====== The data ======
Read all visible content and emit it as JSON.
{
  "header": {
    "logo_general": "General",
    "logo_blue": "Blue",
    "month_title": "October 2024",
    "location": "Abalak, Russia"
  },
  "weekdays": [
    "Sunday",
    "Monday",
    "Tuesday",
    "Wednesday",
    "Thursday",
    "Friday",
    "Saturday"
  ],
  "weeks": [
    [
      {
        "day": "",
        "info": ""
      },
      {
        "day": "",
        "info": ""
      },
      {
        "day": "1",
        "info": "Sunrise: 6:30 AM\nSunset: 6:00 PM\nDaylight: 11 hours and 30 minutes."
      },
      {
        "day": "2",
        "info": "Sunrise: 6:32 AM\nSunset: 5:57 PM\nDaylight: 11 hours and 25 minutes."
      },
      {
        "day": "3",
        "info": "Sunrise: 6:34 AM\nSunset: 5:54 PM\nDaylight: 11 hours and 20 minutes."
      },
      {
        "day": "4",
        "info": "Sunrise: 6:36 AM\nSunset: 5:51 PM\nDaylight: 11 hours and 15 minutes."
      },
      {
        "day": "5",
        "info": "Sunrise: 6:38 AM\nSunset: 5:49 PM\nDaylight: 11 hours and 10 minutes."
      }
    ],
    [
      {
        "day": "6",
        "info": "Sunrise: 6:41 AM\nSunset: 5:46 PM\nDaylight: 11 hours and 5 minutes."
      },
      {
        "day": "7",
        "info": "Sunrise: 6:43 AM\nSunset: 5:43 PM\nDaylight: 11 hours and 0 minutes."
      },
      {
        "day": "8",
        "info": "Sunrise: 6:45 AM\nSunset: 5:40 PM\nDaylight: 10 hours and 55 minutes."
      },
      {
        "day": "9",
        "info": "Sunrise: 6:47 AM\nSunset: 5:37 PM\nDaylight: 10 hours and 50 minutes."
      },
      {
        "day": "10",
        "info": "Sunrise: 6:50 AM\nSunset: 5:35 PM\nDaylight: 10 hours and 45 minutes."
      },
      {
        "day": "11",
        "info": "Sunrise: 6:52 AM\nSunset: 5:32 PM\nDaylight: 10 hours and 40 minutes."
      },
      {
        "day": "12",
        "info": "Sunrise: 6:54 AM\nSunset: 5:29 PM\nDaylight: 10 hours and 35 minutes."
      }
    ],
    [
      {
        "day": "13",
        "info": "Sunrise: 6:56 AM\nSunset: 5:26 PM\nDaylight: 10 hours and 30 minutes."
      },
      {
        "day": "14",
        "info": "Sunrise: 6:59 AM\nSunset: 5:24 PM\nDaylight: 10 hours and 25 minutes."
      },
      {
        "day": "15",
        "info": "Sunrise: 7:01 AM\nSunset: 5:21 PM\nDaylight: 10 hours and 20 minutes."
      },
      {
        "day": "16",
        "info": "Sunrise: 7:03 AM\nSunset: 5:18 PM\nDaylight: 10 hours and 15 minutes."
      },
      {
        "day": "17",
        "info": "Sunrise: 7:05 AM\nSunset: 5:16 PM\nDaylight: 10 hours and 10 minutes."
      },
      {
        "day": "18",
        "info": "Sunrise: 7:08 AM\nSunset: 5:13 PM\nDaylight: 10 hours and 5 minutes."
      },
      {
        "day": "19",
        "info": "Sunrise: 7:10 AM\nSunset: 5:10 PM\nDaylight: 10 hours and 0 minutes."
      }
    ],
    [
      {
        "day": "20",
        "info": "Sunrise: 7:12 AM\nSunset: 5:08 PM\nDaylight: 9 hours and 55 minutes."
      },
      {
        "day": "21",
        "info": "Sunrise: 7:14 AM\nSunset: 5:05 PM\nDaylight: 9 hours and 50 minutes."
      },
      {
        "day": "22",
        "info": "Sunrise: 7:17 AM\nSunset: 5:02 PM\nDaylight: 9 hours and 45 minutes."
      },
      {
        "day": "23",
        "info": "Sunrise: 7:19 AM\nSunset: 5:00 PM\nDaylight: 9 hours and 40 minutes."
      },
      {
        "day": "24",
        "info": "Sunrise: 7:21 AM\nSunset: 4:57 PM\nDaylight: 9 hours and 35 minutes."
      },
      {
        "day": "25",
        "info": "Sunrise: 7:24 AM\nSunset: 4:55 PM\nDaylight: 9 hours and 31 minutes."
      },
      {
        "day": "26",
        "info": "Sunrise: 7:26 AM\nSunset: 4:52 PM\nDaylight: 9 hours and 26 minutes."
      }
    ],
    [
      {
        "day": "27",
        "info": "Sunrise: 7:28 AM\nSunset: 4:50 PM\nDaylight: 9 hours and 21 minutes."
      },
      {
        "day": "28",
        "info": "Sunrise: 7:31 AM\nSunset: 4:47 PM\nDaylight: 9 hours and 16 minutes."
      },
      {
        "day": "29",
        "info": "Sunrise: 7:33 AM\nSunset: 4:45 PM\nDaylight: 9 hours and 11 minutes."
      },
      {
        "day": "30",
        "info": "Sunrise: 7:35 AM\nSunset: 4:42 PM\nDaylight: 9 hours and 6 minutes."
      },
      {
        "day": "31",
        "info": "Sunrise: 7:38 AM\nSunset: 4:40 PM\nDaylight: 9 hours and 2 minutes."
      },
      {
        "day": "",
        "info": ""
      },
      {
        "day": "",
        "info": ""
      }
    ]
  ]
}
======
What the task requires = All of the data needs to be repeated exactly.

Response to the exercise =
Read all visible content and emit it as JSON.
{
  "header": {
    "logo_general": "General",
    "logo_blue": "Blue",
    "month_title": "October 2024",
    "location": "Abalak, Russia"
  },
  "weekdays": [
    "Sunday",
    "Monday",
    "Tuesday",
    "Wednesday",
    "Thursday",
    "Friday",
    "Saturday"
  ],
  "weeks": [
    [
      {
        "day": "",
        "info": ""
      },
      {
        "day": "",
        "info": ""
      },
      {
        "day": "1",
        "info": "Sunrise: 6:30 AM\nSunset: 6:00 PM\nDaylight: 11 hours and 30 minutes."
      },
      {
        "day": "2",
        "info": "Sunrise: 6:32 AM\nSunset: 5:57 PM\nDaylight: 11 hours and 25 minutes."
      },
      {
        "day": "3",
        "info": "Sunrise: 6:34 AM\nSunset: 5:54 PM\nDaylight: 11 hours and 20 minutes."
      },
      {
        "day": "4",
        "info": "Sunrise: 6:36 AM\nSunset: 5:51 PM\nDaylight: 11 hours and 15 minutes."
      },
      {
        "day": "5",
        "info": "Sunrise: 6:38 AM\nSunset: 5:49 PM\nDaylight: 11 hours and 10 minutes."
      }
    ],
    [
      {
        "day": "6",
        "info": "Sunrise: 6:41 AM\nSunset: 5:46 PM\nDaylight: 11 hours and 5 minutes."
      },
      {
        "day": "7",
        "info": "Sunrise: 6:43 AM\nSunset: 5:43 PM\nDaylight: 11 hours and 0 minutes."
      },
      {
        "day": "8",
        "info": "Sunrise: 6:45 AM\nSunset: 5:40 PM\nDaylight: 10 hours and 55 minutes."
      },
      {
        "day": "9",
        "info": "Sunrise: 6:47 AM\nSunset: 5:37 PM\nDaylight: 10 hours and 50 minutes."
      },
      {
        "day": "10",
        "info": "Sunrise: 6:50 AM\nSunset: 5:35 PM\nDaylight: 10 hours and 45 minutes."
      },
      {
        "day": "11",
        "info": "Sunrise: 6:52 AM\nSunset: 5:32 PM\nDaylight: 10 hours and 40 minutes."
      },
      {
        "day": "12",
        "info": "Sunrise: 6:54 AM\nSunset: 5:29 PM\nDaylight: 10 hours and 35 minutes."
      }
    ],
    [
      {
        "day": "13",
        "info": "Sunrise: 6:56 AM\nSunset: 5:26 PM\nDaylight: 10 hours and 30 minutes."
      },
      {
        "day": "14",
        "info": "Sunrise: 6:59 AM\nSunset: 5:24 PM\nDaylight: 10 hours and 25 minutes."
      },
      {
        "day": "15",
        "info": "Sunrise: 7:01 AM\nSunset: 5:21 PM\nDaylight: 10 hours and 20 minutes."
      },
      {
        "day": "16",
        "info": "Sunrise: 7:03 AM\nSunset: 5:18 PM\nDaylight: 10 hours and 15 minutes."
      },
      {
        "day": "17",
        "info": "Sunrise: 7:05 AM\nSunset: 5:16 PM\nDaylight: 10 hours and 10 minutes."
      },
      {
        "day": "18",
        "info": "Sunrise: 7:08 AM\nSunset: 5:13 PM\nDaylight: 10 hours and 5 minutes."
      },
      {
        "day": "19",
        "info": "Sunrise: 7:10 AM\nSunset: 5:10 PM\nDaylight: 10 hours and 0 minutes."
      }
    ],
    [
      {
        "day": "20",
        "info": "Sunrise: 7:12 AM\nSunset: 5:08 PM\nDaylight: 9 hours and 55 minutes."
      },
      {
        "day": "21",
        "info": "Sunrise: 7:14 AM\nSunset: 5:05 PM\nDaylight: 9 hours and 50 minutes."
      },
      {
        "day": "22",
        "info": "Sunrise: 7:17 AM\nSunset: 5:02 PM\nDaylight: 9 hours and 45 minutes."
      },
      {
        "day": "23",
        "info": "Sunrise: 7:19 AM\nSunset: 5:00 PM\nDaylight: 9 hours and 40 minutes."
      },
      {
        "day": "24",
        "info": "Sunrise: 7:21 AM\nSunset: 4:57 PM\nDaylight: 9 hours and 35 minutes."
      },
      {
        "day": "25",
        "info": "Sunrise: 7:24 AM\nSunset: 4:55 PM\nDaylight: 9 hours and 31 minutes."
      },
      {
        "day": "26",
        "info": "Sunrise: 7:26 AM\nSunset: 4:52 PM\nDaylight: 9 hours and 26 minutes."
      }
    ],
    [
      {
        "day": "27",
        "info": "Sunrise: 7:28 AM\nSunset: 4:50 PM\nDaylight: 9 hours and 21 minutes."
      },
      {
        "day": "28",
        "info": "Sunrise: 7:31 AM\nSunset: 4:47 PM\nDaylight: 9 hours and 16 minutes."
      },
      {
        "day": "29",
        "info": "Sunrise: 7:33 AM\nSunset: 4:45 PM\nDaylight: 9 hours and 11 minutes."
      },
      {
        "day": "30",
        "info": "Sunrise: 7:35 AM\nSunset: 4:42 PM\nDaylight: 9 hours and 6 minutes."
      },
      {
        "day": "31",
        "info": "Sunrise: 7:38 AM\nSunset: 4:40 PM\nDaylight: 9 hours and 2 minutes."
      },
      {
        "day": "",
        "info": ""
      },
      {
        "day": "",
        "info": ""
      }
    ]
  ]
}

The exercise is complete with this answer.